Assigned task: Print the data exactly as written, line for line, and leave its pictures behind.

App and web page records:
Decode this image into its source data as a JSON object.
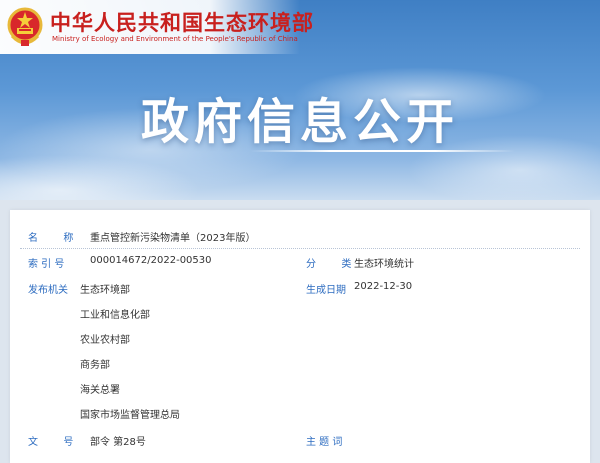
{
  "header": {
    "org_name_cn": "中华人民共和国生态环境部",
    "org_name_en": "Ministry of Ecology and Environment of the People's Republic of China",
    "emblem_icon": "national-emblem-icon",
    "banner_title": "政府信息公开"
  },
  "metadata": {
    "name_label": "名        称",
    "name_value": "重点管控新污染物清单（2023年版）",
    "index_label": "索 引 号",
    "index_value": "000014672/2022-00530",
    "category_label": "分        类",
    "category_value": "生态环境统计",
    "issuer_label": "发布机关",
    "issuers": [
      "生态环境部",
      "工业和信息化部",
      "农业农村部",
      "商务部",
      "海关总署",
      "国家市场监督管理总局"
    ],
    "date_label": "生成日期",
    "date_value": "2022-12-30",
    "doc_no_label": "文        号",
    "doc_no_value": "部令 第28号",
    "subject_label": "主 题 词",
    "subject_value": ""
  },
  "colors": {
    "label": "#2d6cc0",
    "org_red": "#c8201e",
    "banner_blue": "#3f7fc4"
  }
}
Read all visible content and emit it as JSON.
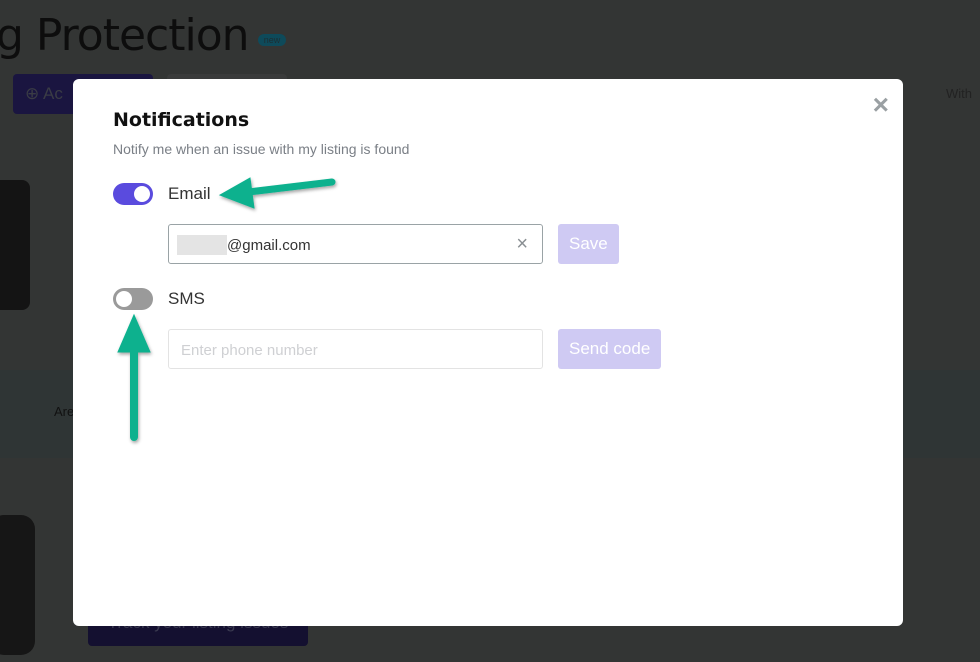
{
  "background": {
    "page_title": "g Protection",
    "badge": "new",
    "add_button": "⊕ Ac",
    "right_text": "With",
    "band_text": "Are",
    "track_button": "Track your listing issues"
  },
  "modal": {
    "title": "Notifications",
    "subtitle": "Notify me when an issue with my listing is found",
    "close_icon": "×",
    "email": {
      "label": "Email",
      "enabled": true,
      "value": "@gmail.com",
      "clear_icon": "×",
      "save_label": "Save"
    },
    "sms": {
      "label": "SMS",
      "enabled": false,
      "placeholder": "Enter phone number",
      "send_label": "Send code"
    }
  },
  "colors": {
    "accent": "#5a4bde",
    "button_disabled": "#cfcaf3",
    "arrow": "#08b18e",
    "overlay": "#333534"
  }
}
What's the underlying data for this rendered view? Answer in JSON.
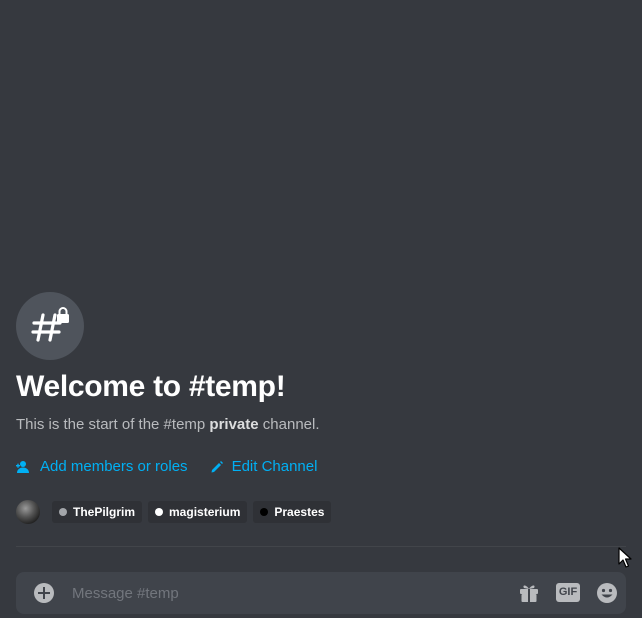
{
  "channel": {
    "name": "temp",
    "icon": "hashtag-lock-icon"
  },
  "welcome": {
    "title": "Welcome to #temp!",
    "desc_prefix": "This is the start of the #temp ",
    "desc_bold": "private",
    "desc_suffix": " channel."
  },
  "actions": {
    "add_members": {
      "label": "Add members or roles",
      "icon": "add-user-icon"
    },
    "edit_channel": {
      "label": "Edit Channel",
      "icon": "pencil-icon"
    }
  },
  "members": [
    {
      "name": "ThePilgrim",
      "dot_color": "#a3a6aa"
    },
    {
      "name": "magisterium",
      "dot_color": "#ffffff"
    },
    {
      "name": "Praestes",
      "dot_color": "#000000"
    }
  ],
  "composer": {
    "placeholder": "Message #temp",
    "icons": [
      "add-circle-icon",
      "gift-icon",
      "gif-icon",
      "emoji-icon"
    ],
    "gif_label": "GIF"
  },
  "colors": {
    "background": "#36393f",
    "link": "#00b0f4",
    "chip": "#2f3136",
    "composer": "#40444b"
  }
}
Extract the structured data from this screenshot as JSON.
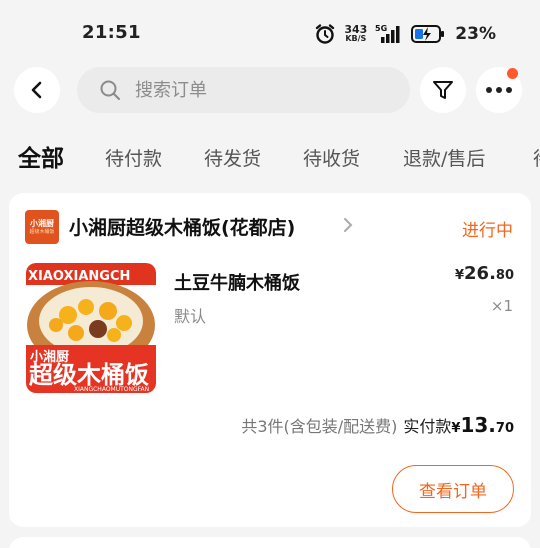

Answer:
Decode this image into its source data as a JSON object.
{
  "header": {
    "org_name_cn": "中华人民共和国生态环境部",
    "org_name_en": "Ministry of Ecology and Environment of the People's Republic of China",
    "emblem_icon": "national-emblem-icon",
    "banner_title": "政府信息公开"
  },
  "metadata": {
    "name_label": "名        称",
    "name_value": "重点管控新污染物清单（2023年版）",
    "index_label": "索 引 号",
    "index_value": "000014672/2022-00530",
    "category_label": "分        类",
    "category_value": "生态环境统计",
    "issuer_label": "发布机关",
    "issuers": [
      "生态环境部",
      "工业和信息化部",
      "农业农村部",
      "商务部",
      "海关总署",
      "国家市场监督管理总局"
    ],
    "date_label": "生成日期",
    "date_value": "2022-12-30",
    "doc_no_label": "文        号",
    "doc_no_value": "部令 第28号",
    "subject_label": "主 题 词",
    "subject_value": ""
  },
  "colors": {
    "label": "#2d6cc0",
    "org_red": "#c8201e",
    "banner_blue": "#3f7fc4"
  }
}
Read all visible content and emit it as JSON.
{
  "background": {
    "page_title": "g Protection",
    "badge": "new",
    "add_button": "⊕ Ac",
    "right_text": "With",
    "band_text": "Are",
    "track_button": "Track your listing issues"
  },
  "modal": {
    "title": "Notifications",
    "subtitle": "Notify me when an issue with my listing is found",
    "close_icon": "×",
    "email": {
      "label": "Email",
      "enabled": true,
      "value": "@gmail.com",
      "clear_icon": "×",
      "save_label": "Save"
    },
    "sms": {
      "label": "SMS",
      "enabled": false,
      "placeholder": "Enter phone number",
      "send_label": "Send code"
    }
  },
  "colors": {
    "accent": "#5a4bde",
    "button_disabled": "#cfcaf3",
    "arrow": "#08b18e",
    "overlay": "#333534"
  }
}
What's the underlying data for this rendered view? Answer in JSON.
{
  "channel": {
    "name": "temp",
    "icon": "hashtag-lock-icon"
  },
  "welcome": {
    "title": "Welcome to #temp!",
    "desc_prefix": "This is the start of the #temp ",
    "desc_bold": "private",
    "desc_suffix": " channel."
  },
  "actions": {
    "add_members": {
      "label": "Add members or roles",
      "icon": "add-user-icon"
    },
    "edit_channel": {
      "label": "Edit Channel",
      "icon": "pencil-icon"
    }
  },
  "members": [
    {
      "name": "ThePilgrim",
      "dot_color": "#a3a6aa"
    },
    {
      "name": "magisterium",
      "dot_color": "#ffffff"
    },
    {
      "name": "Praestes",
      "dot_color": "#000000"
    }
  ],
  "composer": {
    "placeholder": "Message #temp",
    "icons": [
      "add-circle-icon",
      "gift-icon",
      "gif-icon",
      "emoji-icon"
    ],
    "gif_label": "GIF"
  },
  "colors": {
    "background": "#36393f",
    "link": "#00b0f4",
    "chip": "#2f3136",
    "composer": "#40444b"
  }
}
Extract the structured data from this screenshot as JSON.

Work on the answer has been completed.